*** Opening EXERCISE MATERIALS ***

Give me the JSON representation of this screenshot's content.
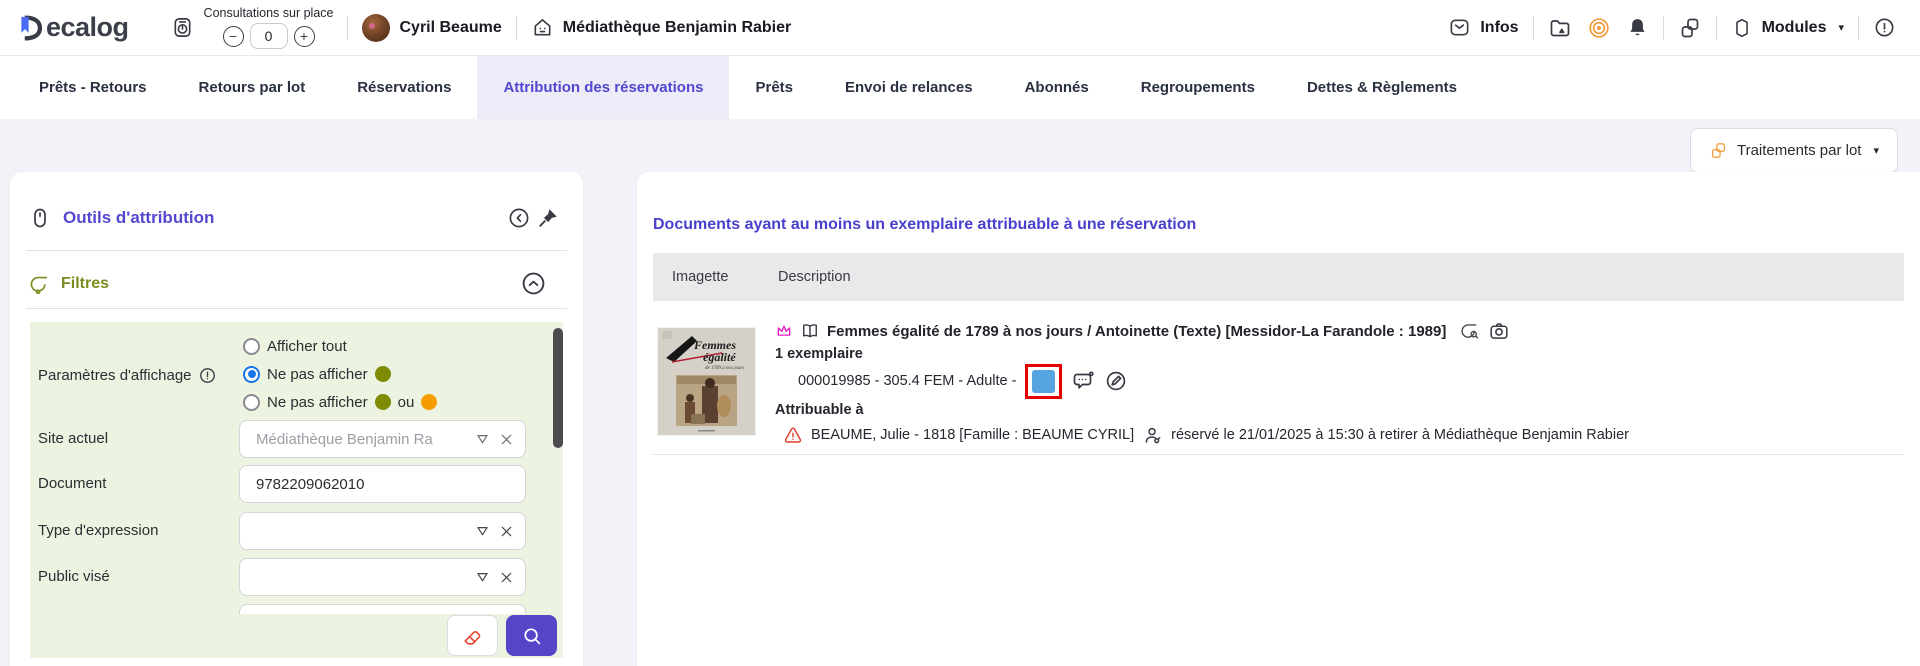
{
  "header": {
    "logo_text": "ecalog",
    "logo_full": "Decalog",
    "consultations_label": "Consultations sur place",
    "consultations_value": "0",
    "minus_label": "−",
    "plus_label": "+",
    "user_name": "Cyril Beaume",
    "site_name": "Médiathèque Benjamin Rabier",
    "infos_label": "Infos",
    "modules_label": "Modules",
    "caret": "▾"
  },
  "tabs": {
    "items": [
      {
        "label": "Prêts - Retours"
      },
      {
        "label": "Retours par lot"
      },
      {
        "label": "Réservations"
      },
      {
        "label": "Attribution des réservations"
      },
      {
        "label": "Prêts"
      },
      {
        "label": "Envoi de relances"
      },
      {
        "label": "Abonnés"
      },
      {
        "label": "Regroupements"
      },
      {
        "label": "Dettes & Règlements"
      }
    ],
    "active_index": 3
  },
  "toolbar": {
    "batch_button_label": "Traitements par lot",
    "caret": "▾"
  },
  "attribution_panel": {
    "title": "Outils d'attribution",
    "filters": {
      "title": "Filtres",
      "display_settings_label": "Paramètres d'affichage",
      "radios": [
        {
          "label": "Afficher tout",
          "selected": false
        },
        {
          "label": "Ne pas afficher",
          "selected": true
        },
        {
          "label": "Ne pas afficher",
          "or_text": "ou",
          "selected": false
        }
      ],
      "fields": [
        {
          "label": "Site actuel",
          "value": "Médiathèque Benjamin Ra"
        },
        {
          "label": "Document",
          "value": "9782209062010"
        },
        {
          "label": "Type d'expression",
          "value": ""
        },
        {
          "label": "Public visé",
          "value": ""
        }
      ]
    }
  },
  "results": {
    "title": "Documents ayant au moins un exemplaire attribuable à une réservation",
    "columns": {
      "imagette": "Imagette",
      "description": "Description"
    },
    "document": {
      "title": "Femmes égalité de 1789 à nos jours / Antoinette (Texte) [Messidor-La Farandole : 1989]",
      "copies_label": "1 exemplaire",
      "item_info": "000019985 - 305.4 FEM - Adulte -",
      "attributable_label": "Attribuable à",
      "reservation_holder": "BEAUME, Julie - 1818 [Famille : BEAUME CYRIL]",
      "reservation_details": "réservé le 21/01/2025 à 15:30 à retirer à Médiathèque Benjamin Rabier"
    }
  },
  "colors": {
    "accent_purple": "#5347d0",
    "title_purple": "#4a40cc",
    "olive_green": "#7d8b1f",
    "status_olive_dot": "#7d8b05",
    "status_orange_dot": "#f59d00",
    "orange_icon": "#f29a3e",
    "item_blue_square": "#57a5e0",
    "annotation_red": "#e60000",
    "warning_red": "#e23c2c",
    "search_button_purple": "#5546c8",
    "eraser_red": "#e8402c",
    "logo_blue": "#4a6bf5",
    "form_green_bg": "#edf3e1",
    "page_bg": "#f2f3f8"
  }
}
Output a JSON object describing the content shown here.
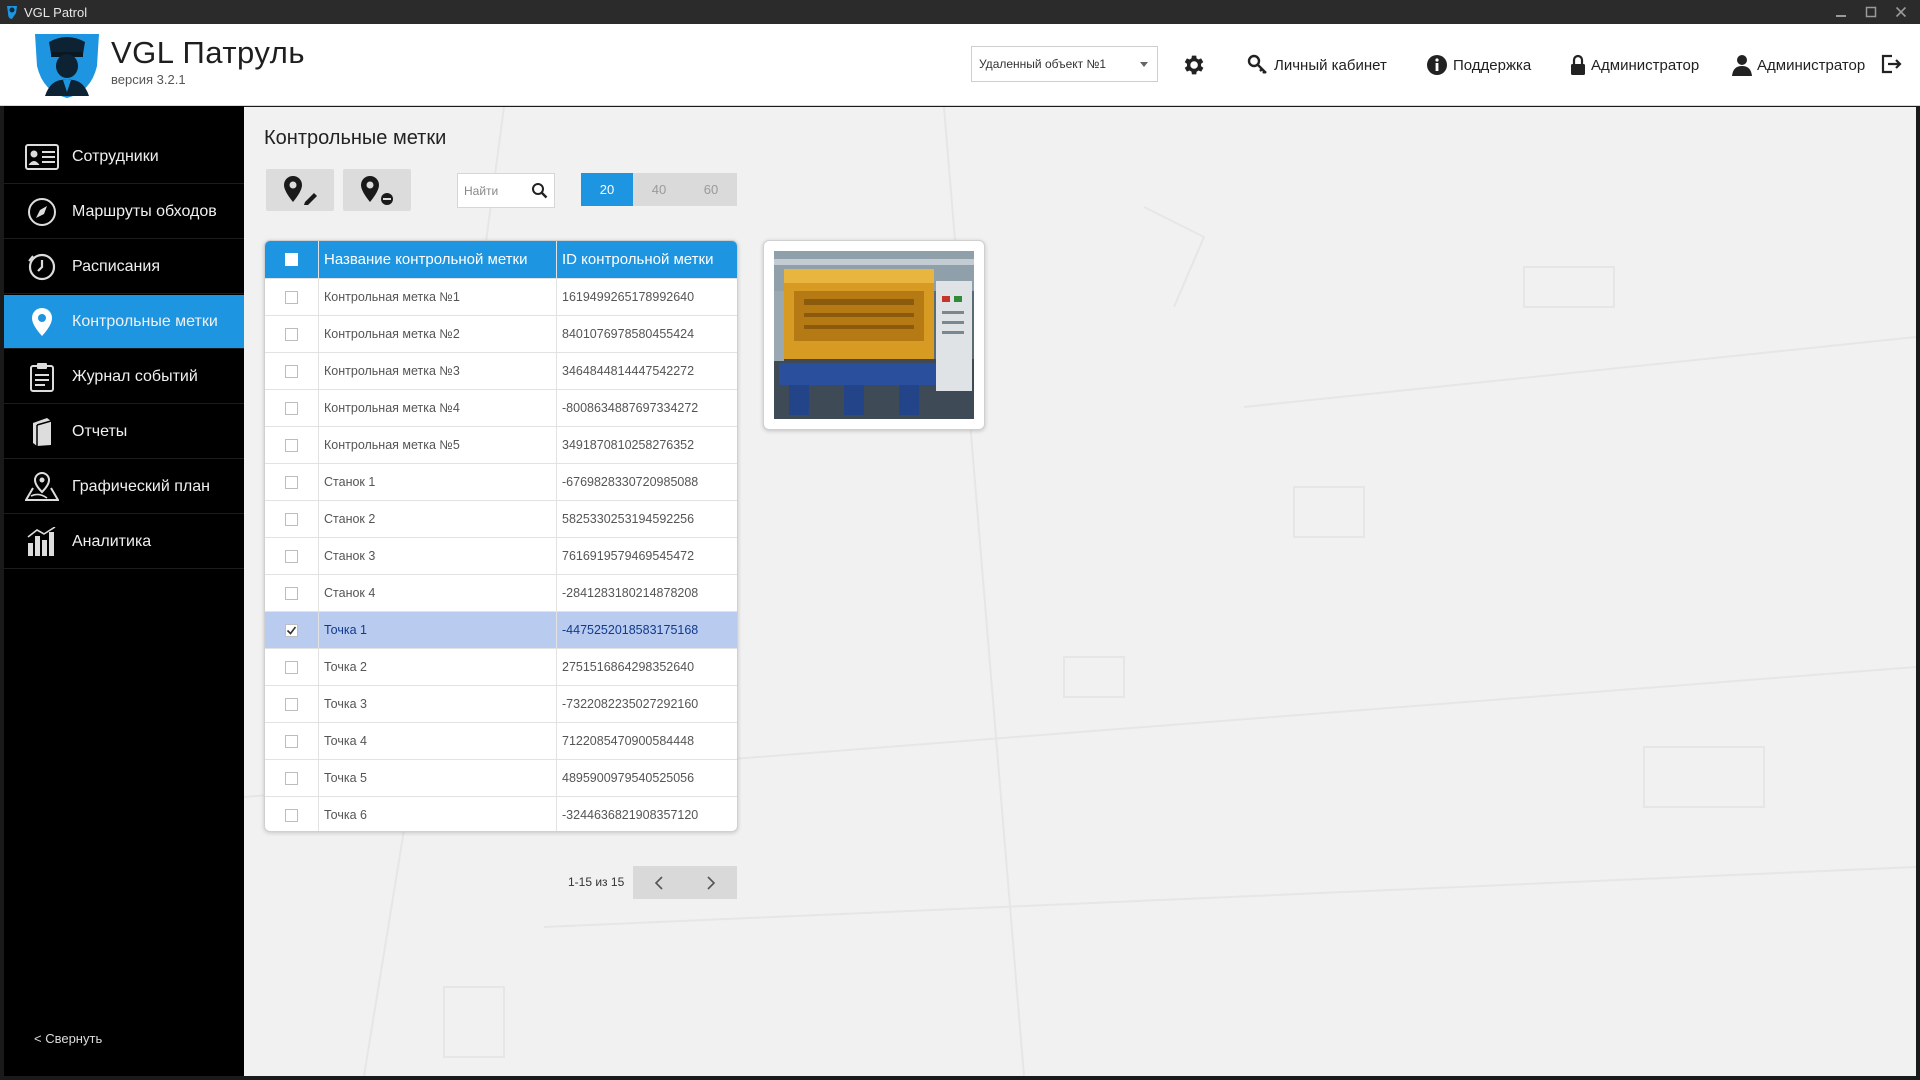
{
  "window": {
    "title": "VGL Patrol"
  },
  "header": {
    "brand_title": "VGL Патруль",
    "brand_version": "версия 3.2.1",
    "object_select": "Удаленный объект №1",
    "links": {
      "cabinet": "Личный кабинет",
      "support": "Поддержка",
      "admin_role": "Администратор",
      "admin_user": "Администратор"
    }
  },
  "sidebar": {
    "items": [
      {
        "label": "Сотрудники",
        "icon": "employees-icon"
      },
      {
        "label": "Маршруты обходов",
        "icon": "compass-icon"
      },
      {
        "label": "Расписания",
        "icon": "clock-icon"
      },
      {
        "label": "Контрольные метки",
        "icon": "map-pin-icon",
        "active": true
      },
      {
        "label": "Журнал событий",
        "icon": "clipboard-icon"
      },
      {
        "label": "Отчеты",
        "icon": "book-icon"
      },
      {
        "label": "Графический план",
        "icon": "map-plan-icon"
      },
      {
        "label": "Аналитика",
        "icon": "bar-chart-icon"
      }
    ],
    "collapse_label": "< Свернуть"
  },
  "main": {
    "page_title": "Контрольные метки",
    "search_placeholder": "Найти",
    "page_sizes": [
      "20",
      "40",
      "60"
    ],
    "selected_page_size": "20",
    "table": {
      "headers": [
        "Название контрольной метки",
        "ID контрольной метки"
      ],
      "rows": [
        {
          "name": "Контрольная метка №1",
          "id": "1619499265178992640",
          "checked": false
        },
        {
          "name": "Контрольная метка №2",
          "id": "8401076978580455424",
          "checked": false
        },
        {
          "name": "Контрольная метка №3",
          "id": "3464844814447542272",
          "checked": false
        },
        {
          "name": "Контрольная метка №4",
          "id": "-8008634887697334272",
          "checked": false
        },
        {
          "name": "Контрольная метка №5",
          "id": "3491870810258276352",
          "checked": false
        },
        {
          "name": "Станок 1",
          "id": "-6769828330720985088",
          "checked": false
        },
        {
          "name": "Станок 2",
          "id": "5825330253194592256",
          "checked": false
        },
        {
          "name": "Станок 3",
          "id": "7616919579469545472",
          "checked": false
        },
        {
          "name": "Станок 4",
          "id": "-2841283180214878208",
          "checked": false
        },
        {
          "name": "Точка 1",
          "id": "-4475252018583175168",
          "checked": true
        },
        {
          "name": "Точка 2",
          "id": "2751516864298352640",
          "checked": false
        },
        {
          "name": "Точка 3",
          "id": "-7322082235027292160",
          "checked": false
        },
        {
          "name": "Точка 4",
          "id": "7122085470900584448",
          "checked": false
        },
        {
          "name": "Точка 5",
          "id": "4895900979540525056",
          "checked": false
        },
        {
          "name": "Точка 6",
          "id": "-3244636821908357120",
          "checked": false
        }
      ]
    },
    "pager_text": "1-15 из 15"
  },
  "colors": {
    "accent": "#1e95e0",
    "selected_row": "#b9ccf0",
    "sidebar_bg": "#000000"
  }
}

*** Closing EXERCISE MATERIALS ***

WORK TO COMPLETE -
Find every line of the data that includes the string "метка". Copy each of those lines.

TASK RESPONSE -
          "name": "Контрольная метка №1",
          "name": "Контрольная метка №2",
          "name": "Контрольная метка №3",
          "name": "Контрольная метка №4",
          "name": "Контрольная метка №5",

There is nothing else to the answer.